Recently, Congress made the decision to exempt certain debts from getting wiped out in bankruptcy. These debts are referred to as priority debts. Child support is one of these priority debts.
You Still Have To Pay Child Support If You’re In A Bankruptcy Process
You are still held responsible for every bit of your child support payments even after you receive a discharge at the completion of your bankruptcy case. In the instance that you were behind on your payments when you filed for bankruptcy, you will still be required to pay all due amounts. Chapter 13 helps you to reorganize the debts and come up with a plan to catch up on all such missed payments, including child support.
Priority debts are non-dischargeable and also receive special attention during your bankruptcy incidents. According to Chapter 7, priority debts are to be paid prior to settling any other debts. This is to say, the debts are given special treatments if there are any available funds to dispense to creditors.
How Congress Ruling On Chapter 13 Bankruptcy Affected Child Support Arrears
Through a previous ruling dealing with Chapter 13 bankruptcy, Congress declared that any child support payments that fell behind before an individual initiated the bankruptcy process must be paid in full.
According to law, a Chapter 13 bankruptcy process cannot take longer than five years. Therefore, unpaid child support arrears that exceed this period of five years can result in a high monthly repayment plan. Additionally, you are obliged to continue with your child support payments after you have filed for and potentially completed a bankruptcy process.
There are certain requirements that you must fulfill before the court can offer you a Chapter 13 discharge. More specifically for the purposes of this article, you must present credible evidence to the court that you are up-to-date on each and every one of your child support arrears requirements by the time your case is closed. When you show your current proceedings and they are satisfactory, you may then be discharged. Keep in mind, this is only one of the requirements that must be fulfilled.
Handling Creditors and Child Support Obligations
Whenever your bankruptcy filing is accepted, you obtain what is known as an automatic stay. This automatic stay prevents a majority of your creditors from collecting their debts. For more on this topic, read our previous blog about this issue here.
After the stay is issued, permission must first be acquired from a bankruptcy court of law before a creditor can continue to collect their debts from you. As a result, after you have filed for bankruptcy, you are temporarily protected from such debt collectors until you regain your ability to repay the debts. Nonetheless, the aforementioned automatic stay will not shield you from matters relating to your child support payments.
Child support will not prohibit the legal proceedings seeking to establish an order for child support. It does not prevent collection of child support payments from any of your property that is not a part of your bankruptcy estate. Hence, the wages you earn after filing for bankruptcy are not protected by the automatic stay. Through these wages and other earnings, you are expected to continue servicing your child support payments.
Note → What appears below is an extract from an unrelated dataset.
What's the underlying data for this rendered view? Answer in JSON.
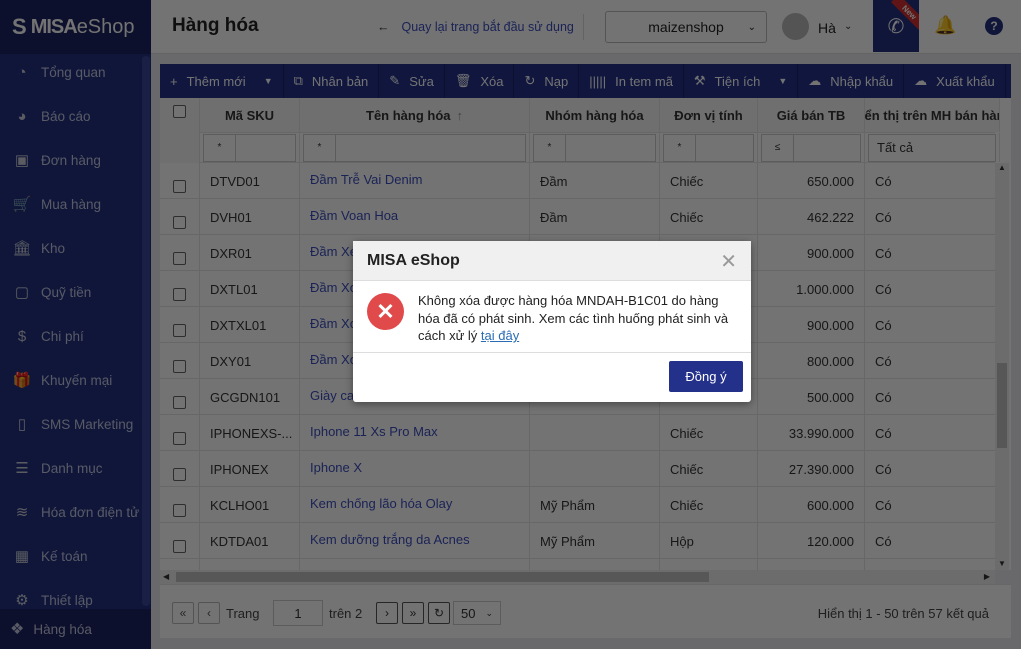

It is considered illegal for you to withhold payments of your child support after filing for bankruptcy, particularly if you continue to earn wages in one way or another. Similarly, a Chapter 7 bankruptcy filing will not prevent legal proceedings from forcing the collection and resolution of child support arrears. It is evident that you are obliged to pay your child support without consideration for your financial status. Even after filing for bankruptcy, you are expected to take advantage of chapter 13 discharge to top up on the payments that you have fallen behind on.